Dickey is the only knuckleball pitcher to win a Cy Young Award. That was the crowning achievement of a career that saw Dickey transform from a struggling journeyman into an All-Star. Dickey bounced around the league as a traditional pitcher early in his career with the Rangers, and even after he developed his knuckleball in 2005, he had trouble sticking in the Majors. But when the Mets signed him in 2010, Dickey put it all together. He posted a 2.84 ERA in his first season in New York, and two years later he turned in the magical Cy Young season. That year, 2012, a 37-year-old Dickey went 20-6 with a 2.73 ERA and a league-leading 230 strikeouts, 233 2/3 innings pitched, five complete games and three shutouts. He’s one of the most recent active knuckleballers, as almost no pitchers throw knuckleballs in the Majors today.
6) Eddie Cicotte (1905-20)
209-148; 2.38 ERA; 1,374 K; 3,226 IP
Cicotte was the first great knuckleballer in modern baseball. He won 209 games with 1,374 strikeouts and a 2.38 ERA over a 14-season career with the Tigers, Red Sox and White Sox before he was banned from baseball for his role in the “Black Sox” scandal in the 1919 World Series. Nicknamed “Knuckles,” Cicotte led the American League in wins twice, won an ERA title and threw a no-hitter in 1917.
7) Wilbur Wood (1961-78)
164-156; 57 SV; 3.24 ERA; 1,411 K; 2,684 IP

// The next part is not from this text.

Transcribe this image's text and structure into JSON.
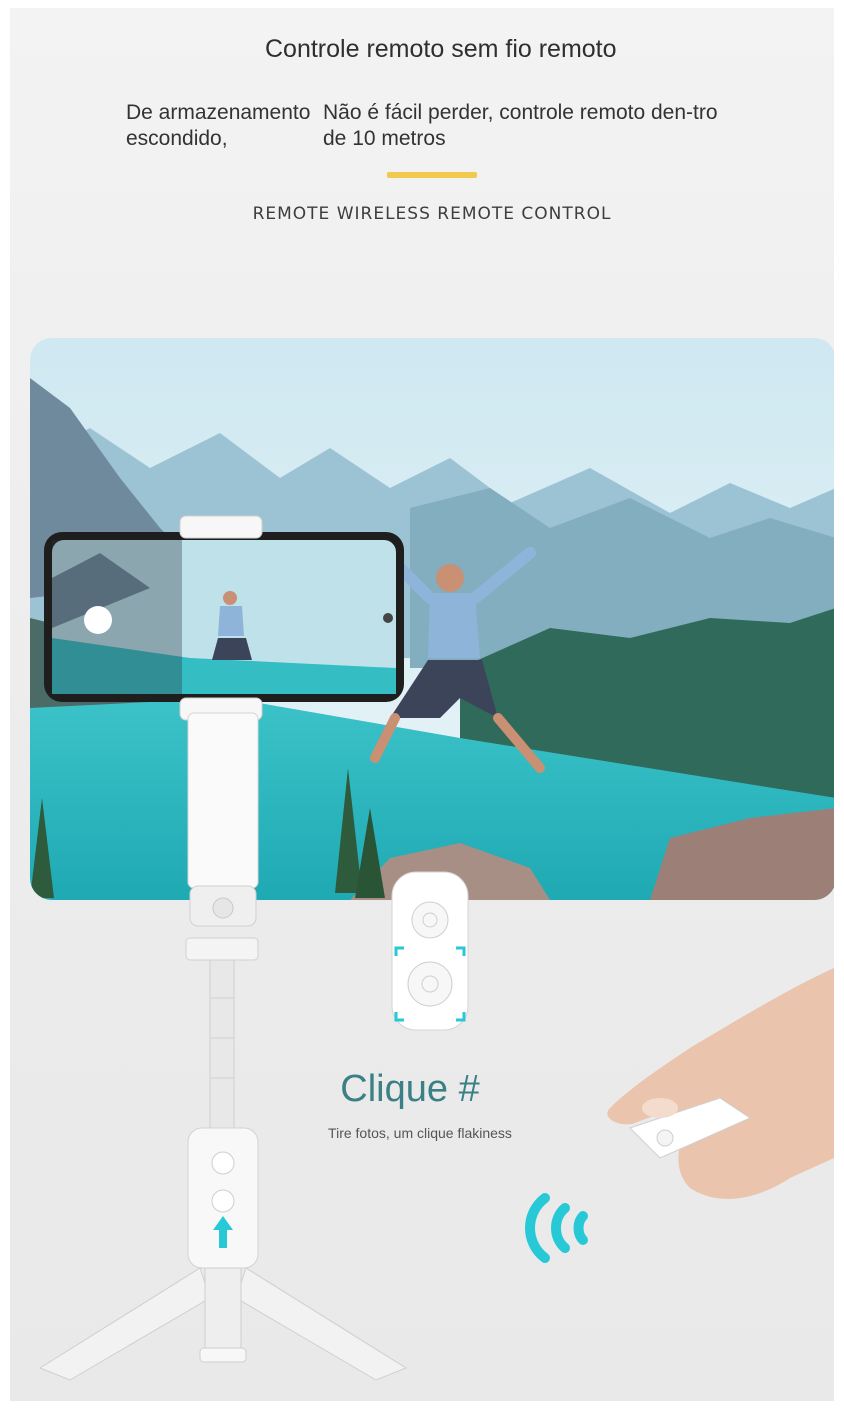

A rare lefty knuckleballer, Wood mastered the pitch after being traded to the White Sox in 1966, helped by his teammate Wilhelm. Wood used his knuckleball to pitch with unrivaled frequency. As a reliever in his early years in Chicago, he led his league in appearances three straight seasons from 1968-70 — including an MLB-high 88 in ’68, when he was the Sporting News’ Fireman of the Year. After becoming a starter in 1971, Wood won 20-plus games four straight seasons from 1971-74 (leading the AL in back-to-back years from ’72-73), and he led the Majors in games started four straight seasons from ’72-75. During that run, Wood was a three-time All-Star and three-time top-five finisher in Cy Young Award voting. In 1972, he started an incredible 49 games, tied for second most in a season in the Modern Era — and he started 48 games the next year.

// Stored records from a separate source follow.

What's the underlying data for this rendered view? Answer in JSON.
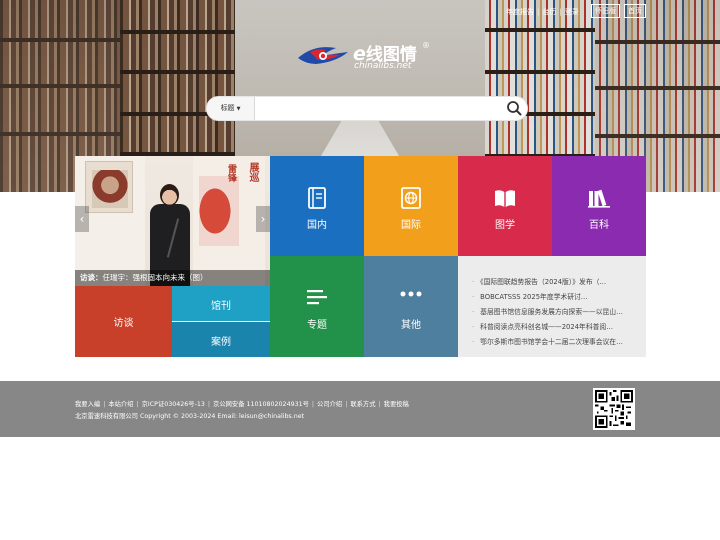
{
  "header": {
    "links": [
      "年度报告",
      "台历",
      "登录"
    ],
    "buttons": {
      "old_version": "怀旧版",
      "home": "首页"
    }
  },
  "logo": {
    "cn": "线图情",
    "e": "e",
    "en": "chinalibs.net",
    "reg": "®"
  },
  "search": {
    "scope": "标题",
    "placeholder": "",
    "value": ""
  },
  "slider": {
    "caption_prefix": "访谈：",
    "caption_text": "任瑞宇：强根固本向未来（图）",
    "poster_title_1": "展巡",
    "poster_title_2": "雷锋"
  },
  "tiles": {
    "domestic": "国内",
    "international": "国际",
    "library_science": "图学",
    "encyclopedia": "百科",
    "topic": "专题",
    "other": "其他",
    "interview": "访谈",
    "journal": "馆刊",
    "case": "案例"
  },
  "news": [
    "《国际图联趋势报告（2024版）》发布（…",
    "BOBCATSSS 2025年度学术研讨…",
    "基层图书馆信息服务发展方向探索——以昆山…",
    "科普阅读点亮科创名城——2024年科普阅…",
    "鄂尔多斯市图书馆学会十二届二次理事会议在…"
  ],
  "footer": {
    "links": [
      "我要入编",
      "本站介绍",
      "京ICP证030426号-13",
      "京公网安备 11010802024931号",
      "公司介绍",
      "联系方式",
      "我要投稿"
    ],
    "copyright": "北京雷速科技有限公司 Copyright © 2003-2024 Email: leisun@chinalibs.net"
  },
  "colors": {
    "domestic": "#1a6fc0",
    "international": "#f2a01c",
    "library_science": "#d82a4a",
    "encyclopedia": "#8a2bb0",
    "topic": "#22924a",
    "other": "#4f7f9f",
    "interview": "#c8402a",
    "journal": "#1fa0c5",
    "case": "#1a84ad",
    "footer": "#878787"
  },
  "icons": {
    "domestic": "book-icon",
    "international": "globe-book-icon",
    "library_science": "open-book-icon",
    "encyclopedia": "books-stack-icon",
    "topic": "lines-icon",
    "other": "more-dots-icon",
    "search": "search-icon"
  }
}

8) Dutch Leonard (1933-53)
191-181; 3.25 ERA; 1,170 K; 3,218 1/3 IP
The best seasons of Leonard’s career came with the Senators in the early 1940s — Leonard was a four-time All-Star with Washington (in addition to a fifth All-Star year with the Cubs). In 1944, he was part of a Senators rotation that remarkably featured four knuckleballers: him, Roger Wolff, Johnny Niggeling and Mickey Haefner. Over 20 big league seasons, Leonard won 191 games with a 3.25 ERA and 1,170 strikeouts. Jackie Robinson once said of his knuckleball: “It comes up, makes a face at you, then runs away.”

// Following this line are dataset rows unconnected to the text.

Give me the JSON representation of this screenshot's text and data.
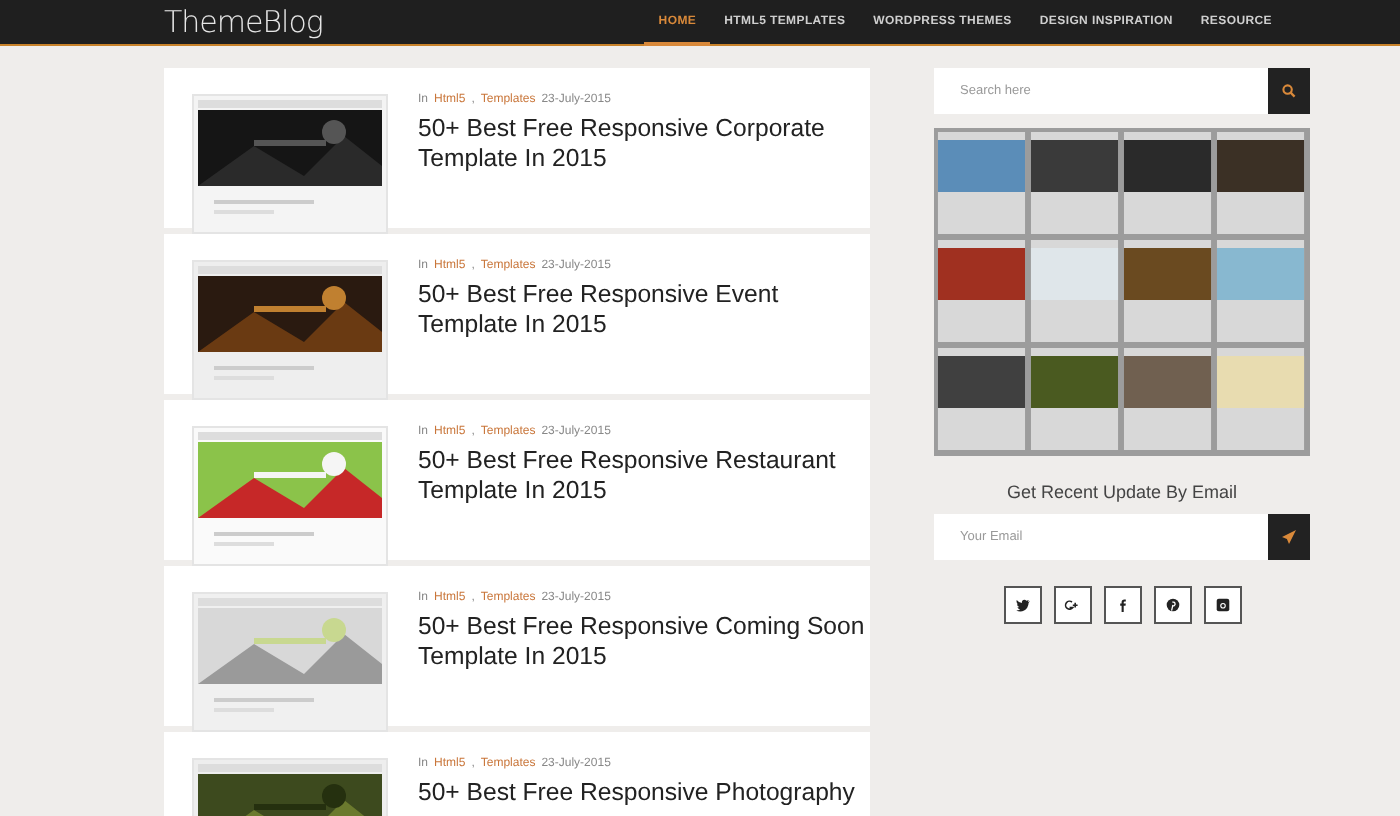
{
  "header": {
    "logo": "ThemeBlog",
    "nav": [
      {
        "label": "HOME",
        "selected": true
      },
      {
        "label": "HTML5 TEMPLATES",
        "selected": false
      },
      {
        "label": "WORDPRESS THEMES",
        "selected": false
      },
      {
        "label": "DESIGN INSPIRATION",
        "selected": false
      },
      {
        "label": "RESOURCE",
        "selected": false
      }
    ]
  },
  "posts": [
    {
      "prefix": "In",
      "categories": [
        "Html5",
        "Templates"
      ],
      "separator": ",",
      "date": "23-July-2015",
      "title": "50+ Best Free Responsive Corporate Template In 2015"
    },
    {
      "prefix": "In",
      "categories": [
        "Html5",
        "Templates"
      ],
      "separator": ",",
      "date": "23-July-2015",
      "title": "50+ Best Free Responsive Event Template In 2015"
    },
    {
      "prefix": "In",
      "categories": [
        "Html5",
        "Templates"
      ],
      "separator": ",",
      "date": "23-July-2015",
      "title": "50+ Best Free Responsive Restaurant Template In 2015"
    },
    {
      "prefix": "In",
      "categories": [
        "Html5",
        "Templates"
      ],
      "separator": ",",
      "date": "23-July-2015",
      "title": "50+ Best Free Responsive Coming Soon Template In 2015"
    },
    {
      "prefix": "In",
      "categories": [
        "Html5",
        "Templates"
      ],
      "separator": ",",
      "date": "23-July-2015",
      "title": "50+ Best Free Responsive Photography"
    }
  ],
  "sidebar": {
    "search": {
      "placeholder": "Search here"
    },
    "subscribe": {
      "heading": "Get Recent Update By Email",
      "placeholder": "Your Email"
    },
    "social": [
      {
        "kind": "twitter"
      },
      {
        "kind": "google-plus"
      },
      {
        "kind": "facebook"
      },
      {
        "kind": "pinterest"
      },
      {
        "kind": "instagram"
      }
    ]
  }
}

9) Joe Niekro (1967-88)
221-204; 3.59 ERA; 1,747 K; 3,584 1/3 IP
The younger Niekro was a successful knuckleballer in his own right. Joe won 221 games over a 22-year career, giving the Niekro brothers 539 wins between them. He was at his best with the Astros in the ’70s and ’80s, including back-to-back top-five Cy Young finishes from 1979-80. In the first of those seasons, Niekro led the league with 21 wins and five shutouts and was an All-Star for the only time in his career. He won a World Series ring in 1987 with the Twins at age 42.
10) Tom Candiotti (1983-99)
151-164; 3.73 ERA; 1,735 K; 2,725 IP
Candiotti won 151 games with a 3.73 career ERA over 16 seasons, pitching mainly for Cleveland and the Dodgers. From 1986, his first full season, until 1993, he broke the 200-inning mark eight straight times. Two of his best seasons came in ’86, when he led the AL with 17 complete games and set career highs with 16 wins, 167 strikeouts and 252 1/3 innings pitched, and ’91, when he had a personal-best 2.65 ERA.